▶ [The task] Among the entries, which lines carry the string "Create"? Copy every one.

(Dataset entries)
=-=-=

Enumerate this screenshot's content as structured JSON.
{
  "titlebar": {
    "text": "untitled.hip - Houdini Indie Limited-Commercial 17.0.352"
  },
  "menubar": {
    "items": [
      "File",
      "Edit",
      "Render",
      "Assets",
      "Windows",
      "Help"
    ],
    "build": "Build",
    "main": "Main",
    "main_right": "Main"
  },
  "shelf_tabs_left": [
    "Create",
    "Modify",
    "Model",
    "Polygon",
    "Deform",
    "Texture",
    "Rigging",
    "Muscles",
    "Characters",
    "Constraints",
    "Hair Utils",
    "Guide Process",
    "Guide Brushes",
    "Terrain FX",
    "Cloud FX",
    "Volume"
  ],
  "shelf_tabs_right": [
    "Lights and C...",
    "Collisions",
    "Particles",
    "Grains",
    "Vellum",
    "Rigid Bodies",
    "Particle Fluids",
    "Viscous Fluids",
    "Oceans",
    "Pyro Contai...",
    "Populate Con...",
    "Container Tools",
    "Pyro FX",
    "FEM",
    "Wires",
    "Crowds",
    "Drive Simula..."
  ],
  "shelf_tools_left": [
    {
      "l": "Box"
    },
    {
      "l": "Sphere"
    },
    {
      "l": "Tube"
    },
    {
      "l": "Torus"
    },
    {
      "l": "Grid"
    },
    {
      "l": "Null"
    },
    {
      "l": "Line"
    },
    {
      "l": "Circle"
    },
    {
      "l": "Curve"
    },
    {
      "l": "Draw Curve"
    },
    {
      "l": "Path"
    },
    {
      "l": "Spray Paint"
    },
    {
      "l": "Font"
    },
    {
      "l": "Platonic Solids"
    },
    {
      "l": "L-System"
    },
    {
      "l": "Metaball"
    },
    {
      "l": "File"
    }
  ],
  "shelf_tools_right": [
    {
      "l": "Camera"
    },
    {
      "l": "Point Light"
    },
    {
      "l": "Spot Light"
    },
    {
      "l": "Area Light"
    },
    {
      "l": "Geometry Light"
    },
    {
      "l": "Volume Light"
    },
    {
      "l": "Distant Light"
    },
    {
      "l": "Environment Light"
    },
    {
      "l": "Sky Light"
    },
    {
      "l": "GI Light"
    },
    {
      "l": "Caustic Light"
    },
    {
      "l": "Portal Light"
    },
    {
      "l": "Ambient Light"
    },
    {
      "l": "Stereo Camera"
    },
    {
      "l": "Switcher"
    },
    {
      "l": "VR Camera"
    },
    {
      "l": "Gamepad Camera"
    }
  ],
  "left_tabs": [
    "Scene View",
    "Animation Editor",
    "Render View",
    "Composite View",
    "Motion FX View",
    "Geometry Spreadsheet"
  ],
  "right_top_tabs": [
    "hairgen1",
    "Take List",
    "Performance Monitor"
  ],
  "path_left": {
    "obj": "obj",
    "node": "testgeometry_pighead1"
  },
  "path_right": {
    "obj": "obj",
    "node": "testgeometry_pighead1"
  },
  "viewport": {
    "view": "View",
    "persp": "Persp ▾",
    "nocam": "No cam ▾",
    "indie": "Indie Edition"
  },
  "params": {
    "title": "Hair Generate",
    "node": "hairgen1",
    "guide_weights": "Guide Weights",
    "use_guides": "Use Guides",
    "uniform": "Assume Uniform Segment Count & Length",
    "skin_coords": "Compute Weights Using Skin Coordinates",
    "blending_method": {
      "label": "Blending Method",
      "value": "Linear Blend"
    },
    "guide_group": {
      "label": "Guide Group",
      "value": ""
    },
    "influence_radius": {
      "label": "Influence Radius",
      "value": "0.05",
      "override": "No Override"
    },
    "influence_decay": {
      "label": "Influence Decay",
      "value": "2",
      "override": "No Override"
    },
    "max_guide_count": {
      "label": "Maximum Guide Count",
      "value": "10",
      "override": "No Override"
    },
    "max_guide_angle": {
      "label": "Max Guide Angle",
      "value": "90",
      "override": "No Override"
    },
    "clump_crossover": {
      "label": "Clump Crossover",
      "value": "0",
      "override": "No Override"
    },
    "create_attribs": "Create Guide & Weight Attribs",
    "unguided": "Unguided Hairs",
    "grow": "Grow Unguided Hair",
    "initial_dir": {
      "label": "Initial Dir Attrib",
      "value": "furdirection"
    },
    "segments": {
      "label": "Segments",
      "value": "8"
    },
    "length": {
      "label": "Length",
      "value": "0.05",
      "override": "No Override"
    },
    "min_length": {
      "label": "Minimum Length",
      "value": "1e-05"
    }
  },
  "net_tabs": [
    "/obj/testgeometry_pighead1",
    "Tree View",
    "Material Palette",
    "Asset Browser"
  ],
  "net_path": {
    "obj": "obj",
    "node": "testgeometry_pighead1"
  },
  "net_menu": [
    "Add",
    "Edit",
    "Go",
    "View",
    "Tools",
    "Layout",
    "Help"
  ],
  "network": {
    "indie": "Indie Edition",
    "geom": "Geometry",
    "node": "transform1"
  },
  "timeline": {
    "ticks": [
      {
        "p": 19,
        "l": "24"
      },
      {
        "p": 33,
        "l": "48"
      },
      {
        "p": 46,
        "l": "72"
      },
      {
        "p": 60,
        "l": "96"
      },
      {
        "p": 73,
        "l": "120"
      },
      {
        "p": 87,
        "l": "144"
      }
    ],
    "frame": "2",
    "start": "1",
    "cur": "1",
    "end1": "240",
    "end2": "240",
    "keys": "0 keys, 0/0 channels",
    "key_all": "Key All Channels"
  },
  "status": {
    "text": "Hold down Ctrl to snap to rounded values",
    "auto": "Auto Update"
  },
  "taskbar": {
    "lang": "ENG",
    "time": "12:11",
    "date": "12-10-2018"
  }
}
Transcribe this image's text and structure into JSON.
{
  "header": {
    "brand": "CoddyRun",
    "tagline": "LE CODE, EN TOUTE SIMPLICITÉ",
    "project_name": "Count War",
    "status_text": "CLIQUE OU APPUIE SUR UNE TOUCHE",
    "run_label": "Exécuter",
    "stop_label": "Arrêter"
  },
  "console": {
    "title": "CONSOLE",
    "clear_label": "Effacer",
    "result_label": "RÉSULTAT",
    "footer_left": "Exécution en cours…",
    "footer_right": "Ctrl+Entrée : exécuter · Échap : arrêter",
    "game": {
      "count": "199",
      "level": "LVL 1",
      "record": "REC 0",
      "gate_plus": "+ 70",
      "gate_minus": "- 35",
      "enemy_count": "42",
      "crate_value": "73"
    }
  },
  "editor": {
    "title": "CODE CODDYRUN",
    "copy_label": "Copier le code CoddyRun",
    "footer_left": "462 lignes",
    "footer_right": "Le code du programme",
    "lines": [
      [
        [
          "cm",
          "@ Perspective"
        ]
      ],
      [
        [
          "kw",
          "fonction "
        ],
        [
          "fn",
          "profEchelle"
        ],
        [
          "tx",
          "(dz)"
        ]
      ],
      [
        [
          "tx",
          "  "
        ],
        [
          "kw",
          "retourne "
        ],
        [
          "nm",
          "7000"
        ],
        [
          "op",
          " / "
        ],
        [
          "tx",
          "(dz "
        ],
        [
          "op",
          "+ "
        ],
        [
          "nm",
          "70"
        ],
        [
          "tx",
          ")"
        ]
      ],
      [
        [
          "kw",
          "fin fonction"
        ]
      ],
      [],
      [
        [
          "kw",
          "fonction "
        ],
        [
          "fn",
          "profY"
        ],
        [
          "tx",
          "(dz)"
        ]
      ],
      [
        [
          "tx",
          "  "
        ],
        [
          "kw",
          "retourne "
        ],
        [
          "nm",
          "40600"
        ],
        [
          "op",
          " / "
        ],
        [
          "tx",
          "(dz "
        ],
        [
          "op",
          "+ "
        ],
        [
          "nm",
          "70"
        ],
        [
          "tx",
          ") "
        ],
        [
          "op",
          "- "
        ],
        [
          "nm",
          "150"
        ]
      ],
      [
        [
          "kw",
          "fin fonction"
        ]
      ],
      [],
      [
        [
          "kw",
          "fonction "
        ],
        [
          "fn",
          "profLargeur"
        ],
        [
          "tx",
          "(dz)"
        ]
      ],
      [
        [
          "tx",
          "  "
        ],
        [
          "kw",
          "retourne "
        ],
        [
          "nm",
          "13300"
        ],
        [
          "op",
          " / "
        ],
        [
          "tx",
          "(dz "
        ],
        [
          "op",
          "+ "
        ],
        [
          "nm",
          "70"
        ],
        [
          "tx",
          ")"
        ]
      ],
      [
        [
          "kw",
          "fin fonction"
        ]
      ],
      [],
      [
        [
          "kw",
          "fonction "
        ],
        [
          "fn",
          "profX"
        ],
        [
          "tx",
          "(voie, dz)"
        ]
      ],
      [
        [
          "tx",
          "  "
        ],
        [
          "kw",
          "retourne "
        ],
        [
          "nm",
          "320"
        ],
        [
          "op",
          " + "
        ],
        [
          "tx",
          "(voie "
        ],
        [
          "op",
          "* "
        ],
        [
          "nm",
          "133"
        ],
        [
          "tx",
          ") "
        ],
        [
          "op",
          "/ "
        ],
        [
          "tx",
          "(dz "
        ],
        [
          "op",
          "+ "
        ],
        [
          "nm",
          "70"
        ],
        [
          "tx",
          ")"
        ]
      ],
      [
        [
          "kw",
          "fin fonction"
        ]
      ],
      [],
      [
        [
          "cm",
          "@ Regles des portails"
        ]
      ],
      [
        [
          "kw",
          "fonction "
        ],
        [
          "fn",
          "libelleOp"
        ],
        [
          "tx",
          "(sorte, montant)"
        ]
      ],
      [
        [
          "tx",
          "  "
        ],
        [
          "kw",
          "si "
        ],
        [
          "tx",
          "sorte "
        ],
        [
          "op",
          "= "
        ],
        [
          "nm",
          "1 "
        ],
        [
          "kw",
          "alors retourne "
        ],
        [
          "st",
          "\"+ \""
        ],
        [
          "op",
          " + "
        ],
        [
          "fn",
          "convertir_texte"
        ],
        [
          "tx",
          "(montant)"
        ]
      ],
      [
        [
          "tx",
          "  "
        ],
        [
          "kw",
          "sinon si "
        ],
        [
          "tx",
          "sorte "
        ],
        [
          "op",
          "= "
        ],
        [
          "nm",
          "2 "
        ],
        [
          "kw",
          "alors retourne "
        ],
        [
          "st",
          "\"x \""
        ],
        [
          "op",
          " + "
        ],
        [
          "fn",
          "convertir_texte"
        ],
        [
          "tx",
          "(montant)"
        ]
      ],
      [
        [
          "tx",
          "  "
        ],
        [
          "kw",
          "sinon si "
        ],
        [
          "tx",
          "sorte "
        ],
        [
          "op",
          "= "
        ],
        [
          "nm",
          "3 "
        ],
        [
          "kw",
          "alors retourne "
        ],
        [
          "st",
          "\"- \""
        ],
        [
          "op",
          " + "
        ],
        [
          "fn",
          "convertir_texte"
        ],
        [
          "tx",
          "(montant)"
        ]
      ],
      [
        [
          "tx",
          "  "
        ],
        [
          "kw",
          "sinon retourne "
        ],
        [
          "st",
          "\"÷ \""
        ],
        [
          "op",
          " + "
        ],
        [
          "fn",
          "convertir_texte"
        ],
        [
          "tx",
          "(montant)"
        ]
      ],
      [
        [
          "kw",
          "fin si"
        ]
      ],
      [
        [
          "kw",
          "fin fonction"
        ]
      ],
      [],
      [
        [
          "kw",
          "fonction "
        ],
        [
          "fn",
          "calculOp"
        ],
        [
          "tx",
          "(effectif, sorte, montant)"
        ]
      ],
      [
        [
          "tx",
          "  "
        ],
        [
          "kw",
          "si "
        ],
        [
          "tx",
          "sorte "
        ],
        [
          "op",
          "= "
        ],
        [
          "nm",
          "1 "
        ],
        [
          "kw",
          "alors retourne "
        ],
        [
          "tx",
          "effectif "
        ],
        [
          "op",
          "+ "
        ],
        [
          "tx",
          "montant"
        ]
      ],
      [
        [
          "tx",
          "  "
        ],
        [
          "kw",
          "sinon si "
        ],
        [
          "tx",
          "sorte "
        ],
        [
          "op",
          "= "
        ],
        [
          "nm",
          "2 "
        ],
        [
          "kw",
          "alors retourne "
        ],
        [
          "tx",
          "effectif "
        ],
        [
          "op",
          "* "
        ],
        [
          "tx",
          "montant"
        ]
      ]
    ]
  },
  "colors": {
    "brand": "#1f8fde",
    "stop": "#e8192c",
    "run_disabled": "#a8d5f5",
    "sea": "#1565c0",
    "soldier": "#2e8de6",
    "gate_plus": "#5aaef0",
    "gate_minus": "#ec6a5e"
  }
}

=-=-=

▶ [Answer box]
    "Create",
    "create_attribs": "Create Guide & Weight Attribs",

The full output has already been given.